CIM with MFB shows computational performance advantages over current digital computer [80,81,82]. R. Hamerly et al. also compared the performance of CIM with MFB and quantum annealer. They found that CIM with MFB is weaker than quantum annealer in the calculation of simple graphs (sparse) while having obvious advantages over quantum annealer in more complex graphs (dense) [26]. Furthermore, to understand the evolution process of CIM searching for the ground state, F. Böhm et al. used CIM with MFB to simulate the evolution process of 2D anti-ferromagnetic Ising networks. They found that CIMs behave like low-temperature spin systems, making them suitable for solving combinatorial optimization tasks, as shown in Fig. 4d [76]. Spiking neurons, specialized neurons that process signals in human brain, have been shown to have better computing performance than traditional artificial neurons and are regarded as the next computational neural network [83, 84]. T. Inagaki et al. studied the dynamic behavior of spiking neurons in neural clusters simulated by CIM. They found that it helps to improve the computational performance of CIM, as shown in Fig. 4e [77]. CIM is also considered to be able to simulate the Potts model of multi-valued spins, as shown in Fig. 4f [78], and it is shown, through experiments, that clustering and coloring problems can be achieved.

3 Discussion and outlook

The optically implemented CIM shows the advantages of physical simulation machines in simulating physical systems.
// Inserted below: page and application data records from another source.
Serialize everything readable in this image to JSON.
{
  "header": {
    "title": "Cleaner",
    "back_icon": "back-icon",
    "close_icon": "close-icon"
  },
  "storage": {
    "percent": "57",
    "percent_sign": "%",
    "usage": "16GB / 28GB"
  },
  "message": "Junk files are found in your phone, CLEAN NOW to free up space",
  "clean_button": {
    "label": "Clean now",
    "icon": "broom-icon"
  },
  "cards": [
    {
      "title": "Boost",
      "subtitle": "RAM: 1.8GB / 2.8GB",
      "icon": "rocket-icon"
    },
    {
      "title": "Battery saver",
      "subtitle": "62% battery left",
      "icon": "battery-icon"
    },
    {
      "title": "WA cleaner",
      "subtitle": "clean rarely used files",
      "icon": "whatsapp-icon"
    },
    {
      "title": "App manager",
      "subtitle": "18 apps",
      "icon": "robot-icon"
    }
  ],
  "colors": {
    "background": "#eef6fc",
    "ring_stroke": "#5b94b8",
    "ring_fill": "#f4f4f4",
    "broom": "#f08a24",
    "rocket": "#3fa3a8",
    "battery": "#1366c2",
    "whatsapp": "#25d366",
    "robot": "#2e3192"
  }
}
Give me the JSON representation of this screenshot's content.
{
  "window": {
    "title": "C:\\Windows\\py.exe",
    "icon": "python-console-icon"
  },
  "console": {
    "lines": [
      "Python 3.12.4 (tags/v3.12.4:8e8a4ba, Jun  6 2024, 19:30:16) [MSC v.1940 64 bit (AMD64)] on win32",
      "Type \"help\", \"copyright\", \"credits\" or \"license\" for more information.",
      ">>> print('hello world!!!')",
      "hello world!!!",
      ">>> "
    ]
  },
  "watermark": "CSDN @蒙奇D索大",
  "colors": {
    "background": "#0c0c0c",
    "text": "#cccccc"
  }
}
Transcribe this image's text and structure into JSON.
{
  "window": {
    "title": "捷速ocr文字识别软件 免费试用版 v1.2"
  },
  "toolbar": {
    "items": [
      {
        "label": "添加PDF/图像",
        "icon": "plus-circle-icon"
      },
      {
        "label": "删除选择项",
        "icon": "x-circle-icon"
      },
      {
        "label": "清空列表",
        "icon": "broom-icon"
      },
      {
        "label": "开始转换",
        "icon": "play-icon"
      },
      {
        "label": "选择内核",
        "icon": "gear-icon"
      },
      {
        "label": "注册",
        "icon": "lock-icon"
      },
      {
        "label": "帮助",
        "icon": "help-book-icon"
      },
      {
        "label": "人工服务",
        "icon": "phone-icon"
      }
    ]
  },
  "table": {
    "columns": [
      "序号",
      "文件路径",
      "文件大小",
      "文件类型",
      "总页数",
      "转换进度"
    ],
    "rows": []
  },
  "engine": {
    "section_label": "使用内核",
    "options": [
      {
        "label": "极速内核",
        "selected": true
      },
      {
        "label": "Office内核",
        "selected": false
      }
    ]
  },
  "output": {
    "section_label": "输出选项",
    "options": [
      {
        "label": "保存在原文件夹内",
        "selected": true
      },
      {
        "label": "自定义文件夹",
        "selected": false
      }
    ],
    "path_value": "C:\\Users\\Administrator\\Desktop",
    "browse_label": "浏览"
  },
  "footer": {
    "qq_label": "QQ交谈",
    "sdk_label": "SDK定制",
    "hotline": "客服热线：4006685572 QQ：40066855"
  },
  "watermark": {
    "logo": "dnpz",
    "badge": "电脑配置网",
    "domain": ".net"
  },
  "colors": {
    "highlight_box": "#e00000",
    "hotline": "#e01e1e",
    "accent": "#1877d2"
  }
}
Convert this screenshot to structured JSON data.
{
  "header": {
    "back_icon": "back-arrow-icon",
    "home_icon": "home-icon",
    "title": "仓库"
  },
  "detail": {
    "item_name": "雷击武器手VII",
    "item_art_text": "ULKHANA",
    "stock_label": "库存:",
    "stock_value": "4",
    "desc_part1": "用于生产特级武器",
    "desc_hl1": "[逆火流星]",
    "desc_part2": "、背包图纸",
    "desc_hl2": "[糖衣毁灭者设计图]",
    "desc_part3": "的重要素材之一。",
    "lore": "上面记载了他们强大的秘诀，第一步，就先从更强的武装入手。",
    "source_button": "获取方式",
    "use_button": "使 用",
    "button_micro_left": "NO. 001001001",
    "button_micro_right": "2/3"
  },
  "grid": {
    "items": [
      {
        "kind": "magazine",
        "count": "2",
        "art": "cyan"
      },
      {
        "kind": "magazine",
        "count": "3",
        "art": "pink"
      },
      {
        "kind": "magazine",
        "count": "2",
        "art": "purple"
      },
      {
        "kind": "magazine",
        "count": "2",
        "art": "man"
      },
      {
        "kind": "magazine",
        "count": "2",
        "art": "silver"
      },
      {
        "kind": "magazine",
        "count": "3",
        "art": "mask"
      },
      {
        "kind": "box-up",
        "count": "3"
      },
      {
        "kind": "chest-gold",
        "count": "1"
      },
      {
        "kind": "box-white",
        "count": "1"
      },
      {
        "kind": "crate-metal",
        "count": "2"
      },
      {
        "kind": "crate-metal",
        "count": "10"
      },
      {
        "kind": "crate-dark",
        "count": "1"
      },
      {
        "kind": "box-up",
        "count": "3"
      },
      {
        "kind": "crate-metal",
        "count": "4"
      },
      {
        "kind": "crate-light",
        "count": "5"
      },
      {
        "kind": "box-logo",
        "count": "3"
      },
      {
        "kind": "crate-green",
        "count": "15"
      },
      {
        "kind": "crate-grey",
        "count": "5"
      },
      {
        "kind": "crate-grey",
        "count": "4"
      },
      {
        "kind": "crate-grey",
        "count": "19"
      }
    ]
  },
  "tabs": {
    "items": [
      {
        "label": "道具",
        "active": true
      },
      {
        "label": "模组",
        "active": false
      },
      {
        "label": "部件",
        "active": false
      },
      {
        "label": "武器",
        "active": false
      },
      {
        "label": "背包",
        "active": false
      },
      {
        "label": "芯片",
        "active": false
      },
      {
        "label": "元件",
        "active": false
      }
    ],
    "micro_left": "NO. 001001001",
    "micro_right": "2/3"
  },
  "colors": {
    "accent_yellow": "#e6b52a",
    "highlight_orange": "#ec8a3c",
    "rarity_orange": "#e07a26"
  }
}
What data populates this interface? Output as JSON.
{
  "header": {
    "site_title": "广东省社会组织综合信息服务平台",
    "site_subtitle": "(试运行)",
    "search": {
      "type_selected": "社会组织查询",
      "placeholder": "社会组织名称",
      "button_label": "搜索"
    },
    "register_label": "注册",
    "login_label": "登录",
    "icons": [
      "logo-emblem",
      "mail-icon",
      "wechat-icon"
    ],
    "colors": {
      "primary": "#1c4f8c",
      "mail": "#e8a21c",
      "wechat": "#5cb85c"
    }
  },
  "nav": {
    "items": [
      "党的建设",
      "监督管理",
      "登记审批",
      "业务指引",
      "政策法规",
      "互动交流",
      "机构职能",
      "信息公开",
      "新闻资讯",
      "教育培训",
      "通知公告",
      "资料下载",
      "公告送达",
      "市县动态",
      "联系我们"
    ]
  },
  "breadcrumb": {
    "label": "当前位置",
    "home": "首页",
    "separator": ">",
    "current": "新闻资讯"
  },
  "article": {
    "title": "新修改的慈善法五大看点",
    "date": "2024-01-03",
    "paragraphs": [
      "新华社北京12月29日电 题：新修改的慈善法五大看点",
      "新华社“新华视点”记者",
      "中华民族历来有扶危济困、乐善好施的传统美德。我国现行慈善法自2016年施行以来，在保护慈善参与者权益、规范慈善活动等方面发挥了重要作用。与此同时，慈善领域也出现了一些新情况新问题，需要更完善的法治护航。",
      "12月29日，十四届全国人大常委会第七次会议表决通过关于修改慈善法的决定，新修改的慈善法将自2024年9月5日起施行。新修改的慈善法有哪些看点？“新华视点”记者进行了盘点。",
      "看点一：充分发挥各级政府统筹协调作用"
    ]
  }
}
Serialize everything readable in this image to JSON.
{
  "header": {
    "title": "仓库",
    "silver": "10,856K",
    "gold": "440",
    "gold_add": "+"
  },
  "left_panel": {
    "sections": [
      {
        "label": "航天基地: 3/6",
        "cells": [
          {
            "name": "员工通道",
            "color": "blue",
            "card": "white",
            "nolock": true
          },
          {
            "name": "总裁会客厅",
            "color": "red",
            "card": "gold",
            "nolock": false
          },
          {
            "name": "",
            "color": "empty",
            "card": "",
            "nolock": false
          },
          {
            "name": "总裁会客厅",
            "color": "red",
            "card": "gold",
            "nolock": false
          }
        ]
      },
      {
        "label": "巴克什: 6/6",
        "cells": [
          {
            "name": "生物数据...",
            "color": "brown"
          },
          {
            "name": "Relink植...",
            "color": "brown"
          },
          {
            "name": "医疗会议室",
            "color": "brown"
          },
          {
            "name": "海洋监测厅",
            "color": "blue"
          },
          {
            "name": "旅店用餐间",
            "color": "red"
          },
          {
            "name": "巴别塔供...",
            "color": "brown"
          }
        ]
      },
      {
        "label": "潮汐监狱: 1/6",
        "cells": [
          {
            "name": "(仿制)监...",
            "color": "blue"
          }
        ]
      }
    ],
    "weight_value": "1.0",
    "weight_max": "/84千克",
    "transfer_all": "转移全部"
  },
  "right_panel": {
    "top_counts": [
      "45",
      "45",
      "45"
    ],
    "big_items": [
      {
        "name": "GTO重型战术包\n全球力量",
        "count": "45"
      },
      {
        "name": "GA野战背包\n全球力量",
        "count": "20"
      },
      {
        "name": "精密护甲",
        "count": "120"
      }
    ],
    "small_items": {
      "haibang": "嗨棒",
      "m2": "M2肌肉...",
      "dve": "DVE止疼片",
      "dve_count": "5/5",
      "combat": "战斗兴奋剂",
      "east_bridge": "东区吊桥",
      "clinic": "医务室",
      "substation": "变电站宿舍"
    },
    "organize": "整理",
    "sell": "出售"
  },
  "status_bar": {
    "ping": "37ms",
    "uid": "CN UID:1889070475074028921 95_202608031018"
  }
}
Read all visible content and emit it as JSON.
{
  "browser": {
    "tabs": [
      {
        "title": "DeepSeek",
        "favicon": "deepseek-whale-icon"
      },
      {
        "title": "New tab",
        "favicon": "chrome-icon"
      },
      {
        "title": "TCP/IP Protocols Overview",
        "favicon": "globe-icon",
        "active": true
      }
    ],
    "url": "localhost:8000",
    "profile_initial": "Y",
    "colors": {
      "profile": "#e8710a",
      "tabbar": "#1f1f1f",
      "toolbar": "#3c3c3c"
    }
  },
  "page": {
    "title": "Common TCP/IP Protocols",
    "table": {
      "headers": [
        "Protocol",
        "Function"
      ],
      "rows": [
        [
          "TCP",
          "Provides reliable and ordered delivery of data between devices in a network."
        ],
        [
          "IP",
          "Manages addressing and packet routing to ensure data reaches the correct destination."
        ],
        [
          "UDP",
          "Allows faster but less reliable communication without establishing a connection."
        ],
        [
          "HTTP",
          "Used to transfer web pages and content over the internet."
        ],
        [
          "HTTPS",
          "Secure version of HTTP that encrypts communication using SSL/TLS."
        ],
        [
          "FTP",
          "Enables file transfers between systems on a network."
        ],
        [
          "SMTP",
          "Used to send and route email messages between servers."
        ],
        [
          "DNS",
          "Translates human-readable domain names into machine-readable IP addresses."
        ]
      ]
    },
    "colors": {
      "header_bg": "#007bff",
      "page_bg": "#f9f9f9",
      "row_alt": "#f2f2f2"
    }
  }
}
This novel form of optical computing provides a way to develop new computer structures, but there are also potential challenges that we need to address.

Large-scale CIM based on DOPO networks needs to increase the spin scale by increasing the length of the fiber-ring cavity or increasing the pump repetition rate. However, the nonlinear and thermal effects of long-distance optical fibers will bring instability to the system [79]. How to achieve high stability under large-scale requirements is a challenge. In addition, the study on improving the performance of CIM hardware solver improvement has been widely existed [85, 86]. Moreover, what role quantum noise and thermal noise play in the calculation process of CIM and how to improve the CIM hardware solver to improve performance will also be interesting questions.

Moreover, the CIM-inspired algorithm combined with the FPGA-implemented machine also showed excellent computational performance in solving combinatorial optimization problems, even better than optical CIM [87, 88]. Implementing CIM with better computing performance is also a challenge for simulating quantum systems using a physical system.

The introduction of nonlinear filtering to CIM reduces amplitude heterogeneity [89,90,91]. Also, it connects CIM with quantum neural networks and quantum perceptrons due to the wide application of nonlinear functions in artificial intelligence. The neural network and quantum perceptron based on the time multiplexing optical fiber-ring of CIM is worth looking forward to [92, 93]. For example, the spiking neural network has been simulated in CIM [77]. Meanwhile, CIMs based on nonlinear optics are also expected to promote the research of nonlinear optics due to their fully connected properties and system scalability.

In summary, we review the CIM based on squeezed light in this brief review, summarizing the advantages, challenges, and potential applications of the existing schemes. Combined with the recent rapid development of electro-optic modulators and photonic chips [94,95,96], it is reasonable to expect CIMs with better computing performance.